== INFORMATION PROVIDED ==

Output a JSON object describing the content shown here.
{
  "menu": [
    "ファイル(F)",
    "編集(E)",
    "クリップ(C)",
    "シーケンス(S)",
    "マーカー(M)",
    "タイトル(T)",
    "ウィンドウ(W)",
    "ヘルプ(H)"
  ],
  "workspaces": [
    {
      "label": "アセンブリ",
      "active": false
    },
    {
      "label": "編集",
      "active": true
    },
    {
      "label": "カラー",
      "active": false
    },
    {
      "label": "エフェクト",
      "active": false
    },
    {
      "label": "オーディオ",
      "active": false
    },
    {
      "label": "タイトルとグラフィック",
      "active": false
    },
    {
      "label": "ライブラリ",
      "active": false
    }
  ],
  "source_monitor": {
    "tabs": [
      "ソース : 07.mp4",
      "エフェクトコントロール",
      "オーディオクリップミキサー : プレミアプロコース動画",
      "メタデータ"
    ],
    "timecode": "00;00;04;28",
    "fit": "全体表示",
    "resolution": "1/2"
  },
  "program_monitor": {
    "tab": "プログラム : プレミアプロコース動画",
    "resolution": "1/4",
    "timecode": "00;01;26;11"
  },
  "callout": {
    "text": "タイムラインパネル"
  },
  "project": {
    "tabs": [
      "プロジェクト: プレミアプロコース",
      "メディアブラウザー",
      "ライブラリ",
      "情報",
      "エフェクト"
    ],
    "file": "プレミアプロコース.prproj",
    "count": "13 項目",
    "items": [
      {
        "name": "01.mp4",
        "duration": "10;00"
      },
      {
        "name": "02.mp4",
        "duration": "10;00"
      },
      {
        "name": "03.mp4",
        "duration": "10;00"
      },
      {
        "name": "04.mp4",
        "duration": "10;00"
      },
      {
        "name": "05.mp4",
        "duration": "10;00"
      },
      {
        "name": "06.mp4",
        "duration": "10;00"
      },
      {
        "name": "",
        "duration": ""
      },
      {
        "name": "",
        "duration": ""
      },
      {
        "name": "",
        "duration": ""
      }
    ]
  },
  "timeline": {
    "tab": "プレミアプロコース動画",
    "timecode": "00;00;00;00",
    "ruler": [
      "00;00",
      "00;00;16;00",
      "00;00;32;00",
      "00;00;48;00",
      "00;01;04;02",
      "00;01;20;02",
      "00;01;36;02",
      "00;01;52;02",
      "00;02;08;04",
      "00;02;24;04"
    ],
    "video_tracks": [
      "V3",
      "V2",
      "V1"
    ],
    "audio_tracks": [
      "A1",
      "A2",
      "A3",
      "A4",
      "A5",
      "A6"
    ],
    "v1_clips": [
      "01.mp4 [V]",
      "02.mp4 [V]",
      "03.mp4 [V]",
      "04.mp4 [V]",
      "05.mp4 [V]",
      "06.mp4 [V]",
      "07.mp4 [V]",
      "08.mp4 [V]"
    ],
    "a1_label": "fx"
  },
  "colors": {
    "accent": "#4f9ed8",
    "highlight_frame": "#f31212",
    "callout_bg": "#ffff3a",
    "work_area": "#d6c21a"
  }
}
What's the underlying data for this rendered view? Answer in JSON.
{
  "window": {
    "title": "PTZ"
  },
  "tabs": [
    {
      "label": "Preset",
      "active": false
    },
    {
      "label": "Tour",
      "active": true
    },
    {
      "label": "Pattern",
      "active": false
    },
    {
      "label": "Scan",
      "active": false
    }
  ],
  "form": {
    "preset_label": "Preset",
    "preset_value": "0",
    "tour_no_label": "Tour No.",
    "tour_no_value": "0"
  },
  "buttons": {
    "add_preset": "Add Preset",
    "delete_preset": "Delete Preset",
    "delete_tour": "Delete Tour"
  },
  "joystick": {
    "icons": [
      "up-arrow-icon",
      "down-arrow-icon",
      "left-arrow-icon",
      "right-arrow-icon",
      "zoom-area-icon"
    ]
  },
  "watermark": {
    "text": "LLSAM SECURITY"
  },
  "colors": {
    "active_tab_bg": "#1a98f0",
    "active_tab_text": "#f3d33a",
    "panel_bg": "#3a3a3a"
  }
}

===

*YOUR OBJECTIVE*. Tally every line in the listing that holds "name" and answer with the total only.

*ANSWER TO THIS EXERCISE*. 9